On Monday morning,
were en route to their office on Infantry Road. They noticed a worker inside an open sewer chamber which was nearly filled with ‘contaminated water,’ seemingly mixed with sewage. Two men were seen helping the one down under to clear the ‘water’.
None of the workers were wearing gloves or boots or had any protective equipment as mandated in such scenarios. The contractor in question, engaged by the
(BSCL), was apparently clearing the blockage in the sewer chamber on Infantry road.
The work included removing ‘grey’ water, the contractor said, claiming that the underground chamber was only filled with rainwater. According to the contractor, it was not linked to the sewer network.
Meanwhile, the aforementioned eyewitnesses demanded a fair probe to ascertain whether it was an act of manual scavenging.
“The engineers engaged by the contractor provided contradicting versions. We have filed a complaint with the Bengaluru Smart City for making water enter a sewer.
Workers were emptying buckets of greyish water, which the contractor insisted was rainwater. Let an inquiry be conducted,” Sreenivasa said.
While the contractors have denied the flow of sewage into the newly-constructed manhole, the eyewitnesses strongly suspect it was a clear case of manual scavenging, a violation of the Prohibition of Employment as per Manual Scavengers and their
A video revealed one of the workers standing in chest-deep water inside the chamber.
In his complaint to the BSCL, Sreenivasa explained the course of the conversation where the three engineers of
kept changing their versions: In the beginning, the engineers reportedly justified the act stating that ‘humans were needed to clean the sewage as no machine could do it’.
To a question on safety equipment, as per the complaint, the engineers said the workers were ‘drunkards and they have sold off the boots and gloves’ given to them.
“With those gloves, one cannot remove the debris which is stuck,” one of the engineers reportedly said.
Advocate Sreenivasa, meanwhile, reminded the engineers that the law prohibits anyone from engagement or employment for hazardous cleaning of sewers and septic tanks.
We issued a notice to the contractor after a complaint of suspected manual scavenging… The chamber is under progress; the sewage line is not linked yet, our engineers told me.
— Rajendra Cholan, MD, BSCL
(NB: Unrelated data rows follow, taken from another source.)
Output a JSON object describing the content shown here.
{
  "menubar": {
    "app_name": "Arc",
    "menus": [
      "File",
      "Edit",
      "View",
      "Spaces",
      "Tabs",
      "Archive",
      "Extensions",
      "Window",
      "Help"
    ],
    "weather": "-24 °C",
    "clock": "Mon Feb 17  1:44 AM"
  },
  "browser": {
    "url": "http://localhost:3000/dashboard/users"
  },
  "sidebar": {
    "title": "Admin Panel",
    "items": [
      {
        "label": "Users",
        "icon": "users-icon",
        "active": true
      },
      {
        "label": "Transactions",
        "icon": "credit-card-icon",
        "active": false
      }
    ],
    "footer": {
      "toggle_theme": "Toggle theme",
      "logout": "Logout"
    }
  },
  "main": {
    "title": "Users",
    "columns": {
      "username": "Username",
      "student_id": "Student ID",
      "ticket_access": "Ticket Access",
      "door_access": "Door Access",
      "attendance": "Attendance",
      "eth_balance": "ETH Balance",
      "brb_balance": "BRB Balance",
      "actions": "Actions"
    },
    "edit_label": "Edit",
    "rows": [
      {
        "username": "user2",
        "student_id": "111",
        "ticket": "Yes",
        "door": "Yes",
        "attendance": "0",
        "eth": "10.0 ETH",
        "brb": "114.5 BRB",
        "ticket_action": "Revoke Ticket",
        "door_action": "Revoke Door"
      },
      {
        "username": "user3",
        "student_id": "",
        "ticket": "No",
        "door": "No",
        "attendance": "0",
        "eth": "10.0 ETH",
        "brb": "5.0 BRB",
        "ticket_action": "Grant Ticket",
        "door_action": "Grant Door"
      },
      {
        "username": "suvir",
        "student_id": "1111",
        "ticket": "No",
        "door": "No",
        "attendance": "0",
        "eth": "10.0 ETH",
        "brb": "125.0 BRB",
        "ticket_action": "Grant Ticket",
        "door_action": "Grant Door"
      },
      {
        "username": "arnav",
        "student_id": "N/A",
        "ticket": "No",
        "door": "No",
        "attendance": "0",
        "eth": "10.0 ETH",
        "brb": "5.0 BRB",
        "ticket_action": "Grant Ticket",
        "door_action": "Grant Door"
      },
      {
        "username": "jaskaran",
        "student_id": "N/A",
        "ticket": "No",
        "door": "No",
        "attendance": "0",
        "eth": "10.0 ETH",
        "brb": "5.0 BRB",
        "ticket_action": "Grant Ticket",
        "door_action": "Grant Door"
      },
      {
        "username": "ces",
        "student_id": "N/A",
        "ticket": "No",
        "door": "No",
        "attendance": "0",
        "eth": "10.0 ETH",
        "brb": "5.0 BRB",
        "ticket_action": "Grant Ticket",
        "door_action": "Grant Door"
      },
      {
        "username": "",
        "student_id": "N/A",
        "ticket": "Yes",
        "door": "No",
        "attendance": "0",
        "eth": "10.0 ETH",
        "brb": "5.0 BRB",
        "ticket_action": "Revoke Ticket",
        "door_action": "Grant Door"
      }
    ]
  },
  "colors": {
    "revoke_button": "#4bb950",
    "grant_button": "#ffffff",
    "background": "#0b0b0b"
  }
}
As the matter escalated further, the engineers came up with a different version.
, one of the three engineers employed by the firm, claimed that the underground manhole was not linked to the functional sewer network. “The workers were engaged only to remove rainwater and stone aggregates. The manhole is not handed over to the
. If the sewage was flowing in it, the chamber would have turned black,” he said.
The complaint to the BSCL managing director has sought the number of steps taken for the workers’ welfare and prevention of manual scavenging.
BSCL managing director Rajendra Cholan said a team was sent to inspect the chamber in question: “We have issued a notice to the contractor after a complaint of suspected manual scavenging was filed. Our engineers have informed me that the chamber work was currently under progress and the sewer line was not linked to the chamber yet,” he said.
There exists equipment to clear blockage in sewer chambers. While big corporations such as the BWSSB use jetting machines, there have been several instances where private individuals or firms forced workers to clear the sewers manually.